======== DATASET RECORDS

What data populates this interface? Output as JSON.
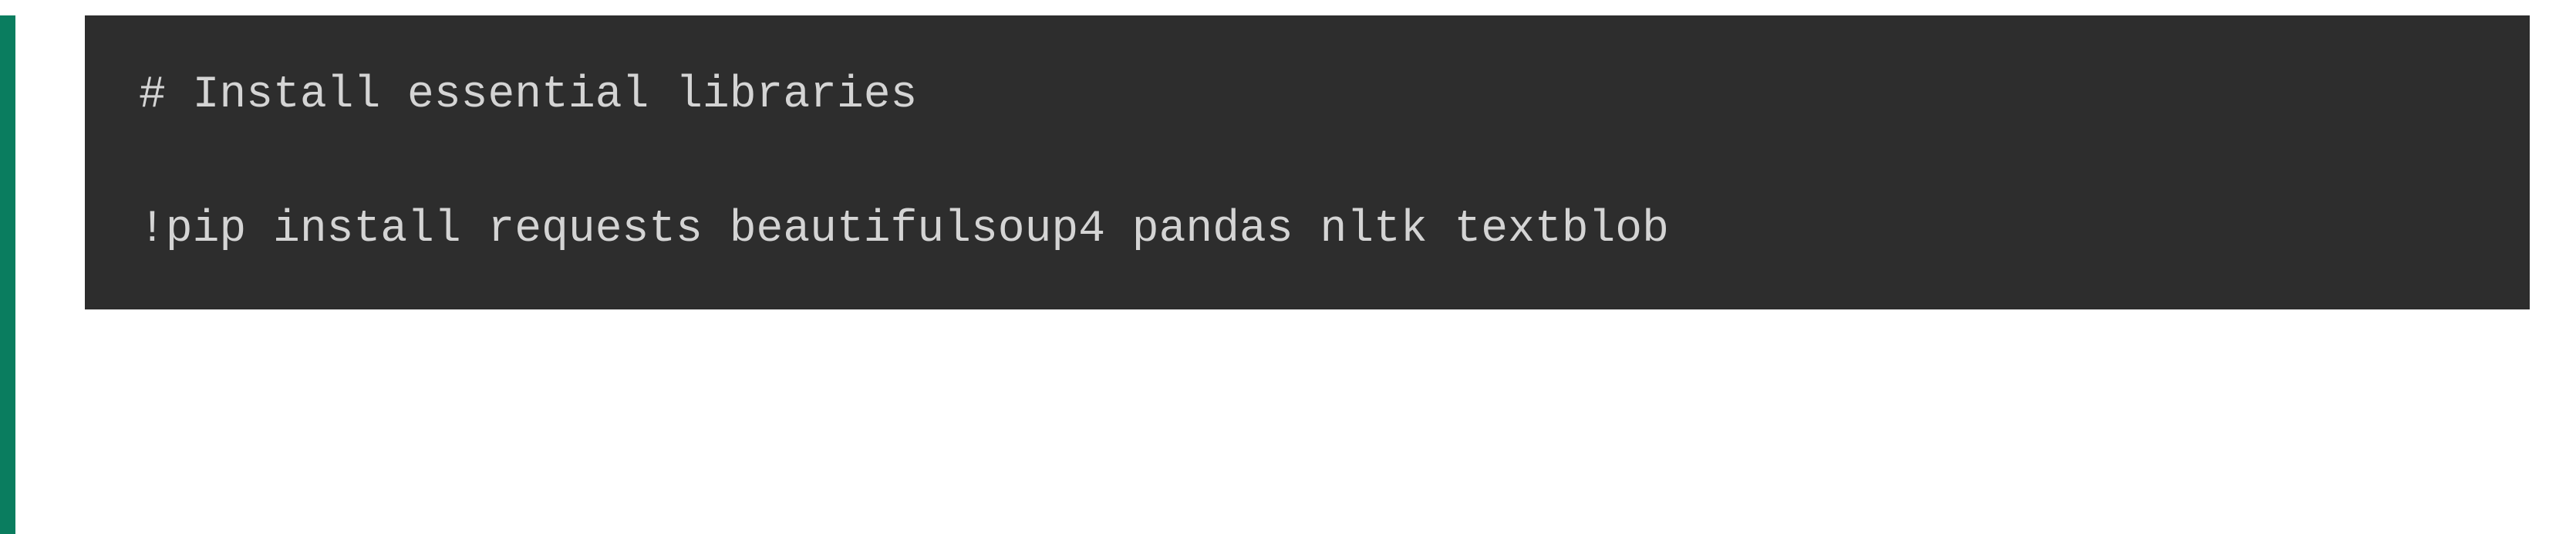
{
  "cell": {
    "accent_color": "#0a7d5f",
    "code": {
      "line1": "# Install essential libraries",
      "line2": "",
      "line3": "!pip install requests beautifulsoup4 pandas nltk textblob"
    }
  }
}
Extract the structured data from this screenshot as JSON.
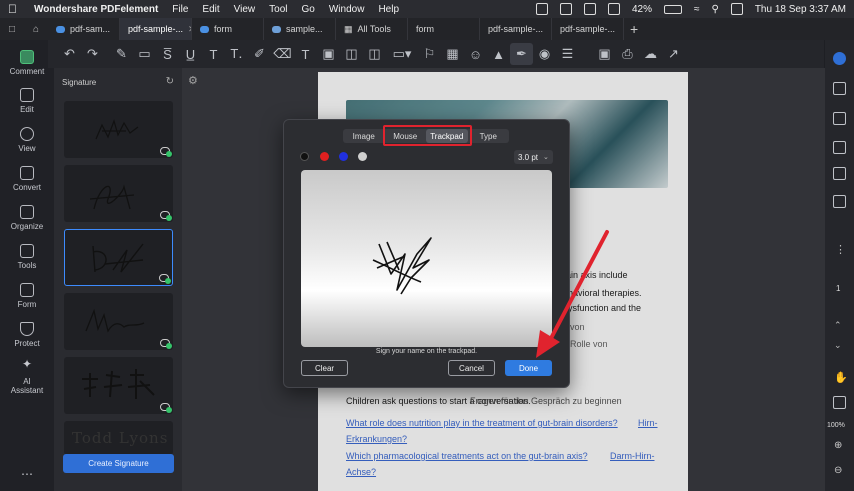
{
  "menubar": {
    "app_name": "Wondershare PDFelement",
    "items": [
      "File",
      "Edit",
      "View",
      "Tool",
      "Go",
      "Window",
      "Help"
    ],
    "battery": "42%",
    "datetime": "Thu 18 Sep  3:37 AM"
  },
  "tabs": [
    {
      "label": "pdf-sam..."
    },
    {
      "label": "pdf-sample-..."
    },
    {
      "label": "form"
    },
    {
      "label": "sample..."
    },
    {
      "label": "All Tools"
    },
    {
      "label": "form"
    },
    {
      "label": "pdf-sample-..."
    },
    {
      "label": "pdf-sample-..."
    }
  ],
  "left_rail": [
    {
      "label": "Comment",
      "icon": "comment-icon"
    },
    {
      "label": "Edit",
      "icon": "edit-icon"
    },
    {
      "label": "View",
      "icon": "eye-icon"
    },
    {
      "label": "Convert",
      "icon": "convert-icon"
    },
    {
      "label": "Organize",
      "icon": "organize-icon"
    },
    {
      "label": "Tools",
      "icon": "toolbox-icon"
    },
    {
      "label": "Form",
      "icon": "form-icon"
    },
    {
      "label": "Protect",
      "icon": "shield-icon"
    },
    {
      "label": "AI Assistant",
      "icon": "ai-wand-icon"
    }
  ],
  "signature_panel": {
    "title": "Signature",
    "create_label": "Create Signature",
    "last_signature_text": "Todd Lyons"
  },
  "document": {
    "lines": [
      {
        "text": "rain axis include"
      },
      {
        "text": "ehavioral therapies."
      },
      {
        "text": "dysfunction and the"
      },
      {
        "text": "von"
      },
      {
        "text": "Rolle von"
      },
      {
        "text": "Children ask questions to start a conversation."
      },
      {
        "text": "Fragen für das Gespräch zu beginnen"
      },
      {
        "text": "What role does nutrition play in the treatment of gut-brain disorders?"
      },
      {
        "text": "Erkrankungen?"
      },
      {
        "text": "Which pharmacological treatments act on the gut-brain axis?"
      },
      {
        "text": "Achse?"
      },
      {
        "text": "Hirn-"
      },
      {
        "text": "Darm-Hirn-"
      }
    ]
  },
  "dialog": {
    "segments": [
      "Image",
      "Mouse",
      "Trackpad",
      "Type"
    ],
    "active_segment": "Trackpad",
    "colors": [
      "#111111",
      "#e02020",
      "#2030e0",
      "#cfcfcf"
    ],
    "pen_size": "3.0 pt",
    "hint": "Sign your name on the trackpad.",
    "clear_label": "Clear",
    "cancel_label": "Cancel",
    "done_label": "Done"
  },
  "right_rail": {
    "page_number": "1",
    "zoom": "100%"
  },
  "annotation_color": "#e0232e"
}
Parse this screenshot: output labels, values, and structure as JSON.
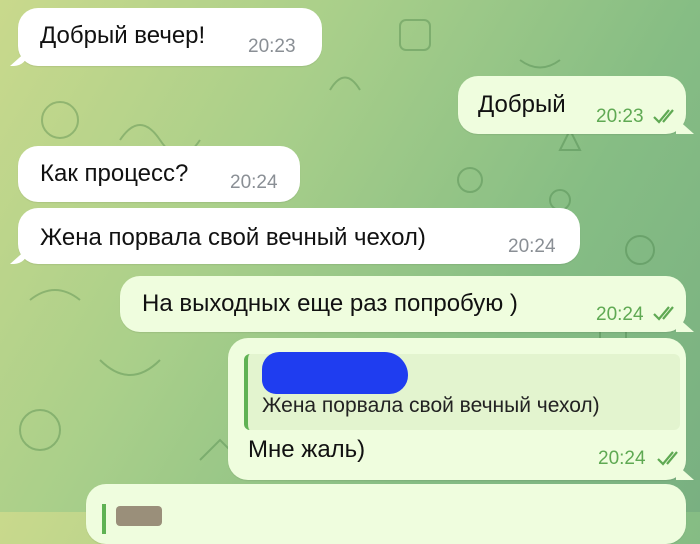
{
  "messages": [
    {
      "text": "Добрый вечер!",
      "time": "20:23",
      "direction": "incoming"
    },
    {
      "text": "Добрый",
      "time": "20:23",
      "direction": "outgoing",
      "status": "read"
    },
    {
      "text": "Как процесс?",
      "time": "20:24",
      "direction": "incoming"
    },
    {
      "text": "Жена порвала свой вечный чехол)",
      "time": "20:24",
      "direction": "incoming"
    },
    {
      "text": "На выходных еще раз попробую )",
      "time": "20:24",
      "direction": "outgoing",
      "status": "read"
    },
    {
      "text": "Мне жаль)",
      "time": "20:24",
      "direction": "outgoing",
      "status": "read",
      "reply_to": {
        "author": "",
        "text": "Жена порвала свой вечный чехол)"
      }
    }
  ],
  "colors": {
    "incoming_bubble": "#ffffff",
    "outgoing_bubble": "#effdde",
    "outgoing_time": "#5fa953",
    "quote_bar": "#5fb253",
    "redaction": "#1f3df0"
  },
  "icons": [
    "double-check-icon"
  ]
}
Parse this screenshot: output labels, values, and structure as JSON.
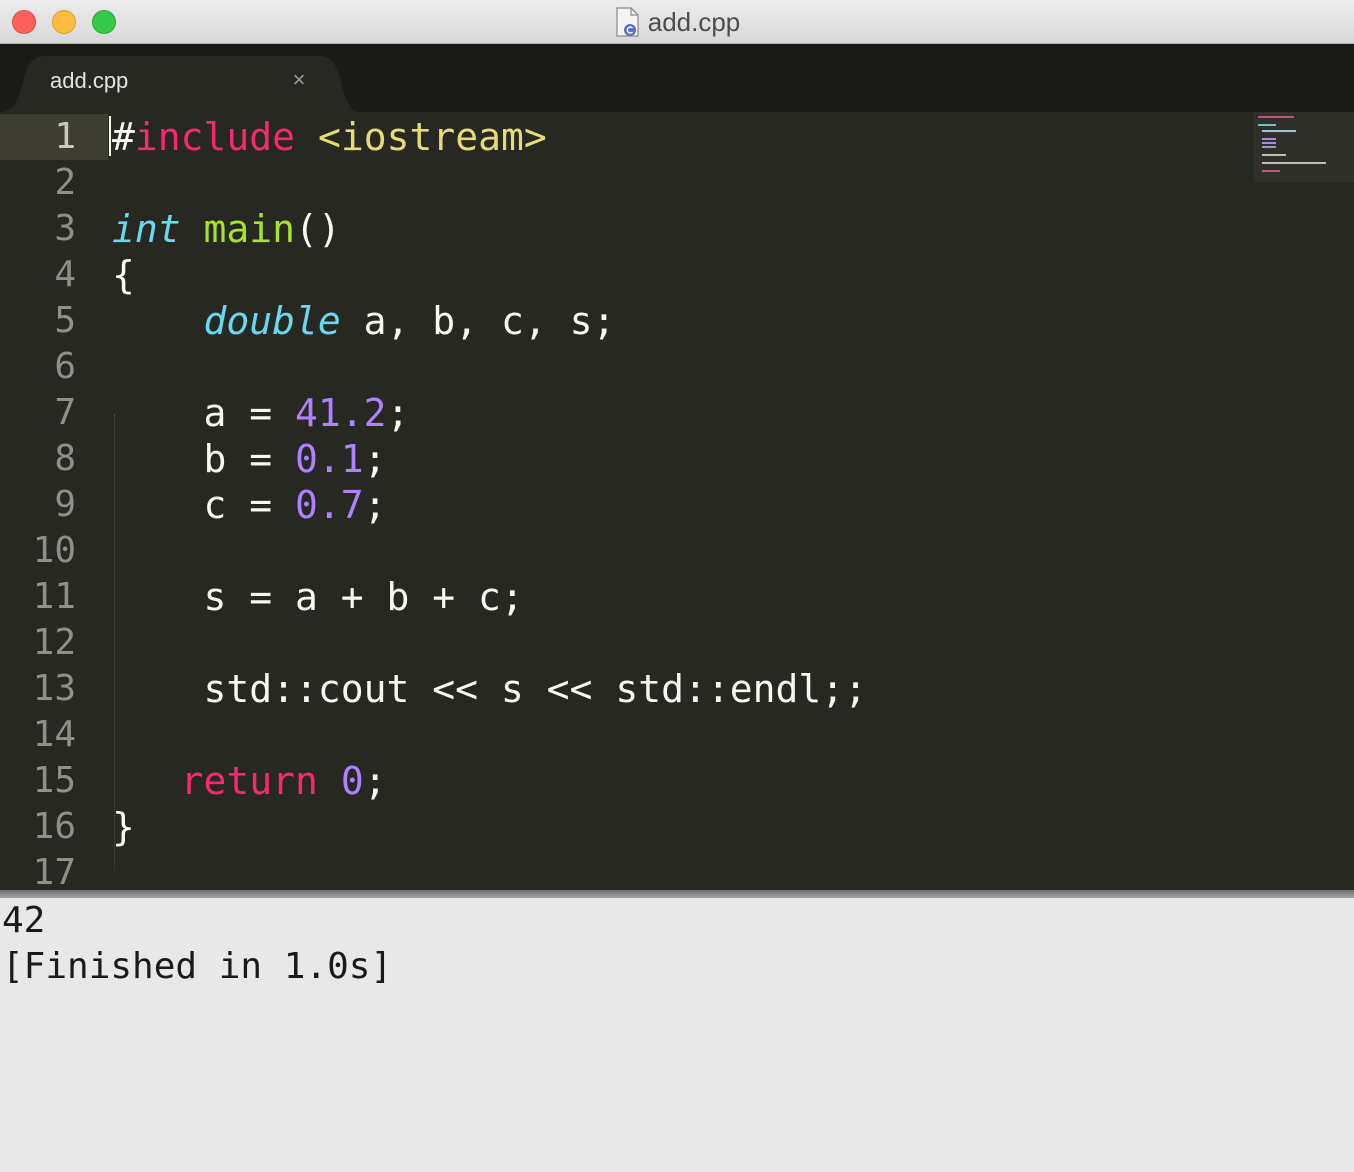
{
  "window": {
    "title": "add.cpp"
  },
  "tabs": [
    {
      "label": "add.cpp",
      "close_glyph": "×",
      "active": true
    }
  ],
  "editor": {
    "line_numbers": [
      "1",
      "2",
      "3",
      "4",
      "5",
      "6",
      "7",
      "8",
      "9",
      "10",
      "11",
      "12",
      "13",
      "14",
      "15",
      "16",
      "17"
    ],
    "active_line": 1,
    "lines": {
      "l1": {
        "hash": "#",
        "include": "include",
        "sp": " ",
        "header": "<iostream>"
      },
      "l3": {
        "type": "int",
        "sp": " ",
        "func": "main",
        "rest": "()"
      },
      "l4": {
        "text": "{"
      },
      "l5": {
        "indent": "    ",
        "type": "double",
        "rest": " a, b, c, s;"
      },
      "l7": {
        "indent": "    ",
        "pre": "a = ",
        "num": "41.2",
        "post": ";"
      },
      "l8": {
        "indent": "    ",
        "pre": "b = ",
        "num": "0.1",
        "post": ";"
      },
      "l9": {
        "indent": "    ",
        "pre": "c = ",
        "num": "0.7",
        "post": ";"
      },
      "l11": {
        "text": "    s = a + b + c;"
      },
      "l13": {
        "text": "    std::cout << s << std::endl;;"
      },
      "l15": {
        "indent": "   ",
        "kw": "return",
        "sp": " ",
        "num": "0",
        "post": ";"
      },
      "l16": {
        "text": "}"
      }
    }
  },
  "output": {
    "lines": [
      "42",
      "[Finished in 1.0s]"
    ]
  },
  "colors": {
    "editor_bg": "#272822",
    "keyword": "#f92672",
    "type": "#66d9ef",
    "function": "#a6e22e",
    "string": "#e6db74",
    "number": "#ae81ff",
    "output_bg": "#e8e8e8"
  }
}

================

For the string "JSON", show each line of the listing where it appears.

What data populates this interface? Output as JSON.
Extract the structured data from this screenshot as JSON.
Parse this screenshot: output labels, values, and structure as JSON.
Parse this screenshot: output labels, values, and structure as JSON.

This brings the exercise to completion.